McLaren provides spacious definitions of confession, petition, and intercession, casting them in a mature and radiant light (with confession sounding a lot like shadow work). But then in his Complexity chapter he asks the big question:
Will our prayers do the trick, get the job done, flip the switch, close the deal, guarantee results, be effective? Will prayer change things? You may have already noticed that until now I've largely left these questions unasked, much less answered...

Here's why. I'm writing about the summer season of complexity in the spiritual life as someone who has already passed through it a time or two; I've gone on to survive some autumn and winter seasons as well. These experiences have changed me...Back then I would have had a lot more to say than I do now about "praying effectively," "claiming your miracle." and so on.

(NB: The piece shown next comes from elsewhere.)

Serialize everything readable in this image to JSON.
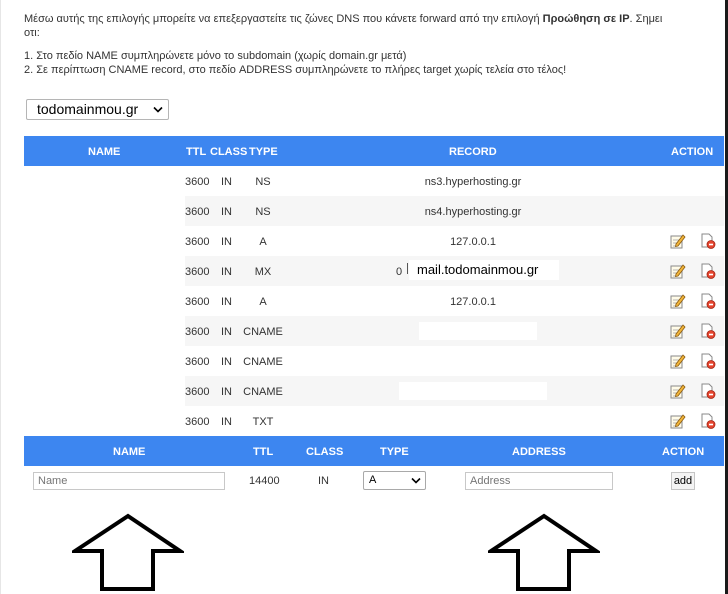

But from where I am now, with some autumns and winters under my belt, I actually think a better way to deal with these questions is to say, "Yes, think about these questions... But don't pretend you have solved them once and for all. Because later on you'll be seeing things from a different perspective, and from that perspective much will change. What seems like a problem now won't be so much of a problem then. The important thing both now and then is to keep praying, whatever answers come or don't come... Because however much or little prayer changes THINGS, prayer certainly changes YOU, and you need to be changed. Remember that you still have a long way to grow, and the best way to grow is to keep praying, to keep strengthening the sacred connection."

McLaren continues:
In life's summerlike season of Complexity, if we do not practice confession, petition, and intercession, we will not keep growing in the sacred connection.
  • If we do wrong, then denial, pride, or shame will cause us to disconnect. [hence, confession]
  • if we're in need or pain, then exhaustion, anxiety or disappointment will cause us to disconnect. [hence, petition]
  • and if we're faced with the suffering of others, then we'll succumb to the temptations to disconnect through apathy, despair, self-distancing. [hence, intercession]
As a result our hearts will contract, not expand. And as a further result, the world, deprived of stronger compassion in people like us, will inevitably grow worse and suffering will increase.

But if through confession, petition,and intercession, you and I strengthen the sacred connection in the midst of life's complexities, what will happen then? Won't we become--habitually, radically, truly--more aligned with God's compassion, more empowered by it, more resonant with its holy frequency? And won't more of us who are more filled with God's compassion help make a better world?

I absolutely love his perspective. There's still a few loose ends I'd like to tie up in that discussion among my friends. But for me, McLaren's answer transcends the questions. And McLaren's prayers for the seasons of Perplexity and Harmony are simply stunning as well. I am more and more intrigued about the possibilities for a practice group built around "Naked Spirituality."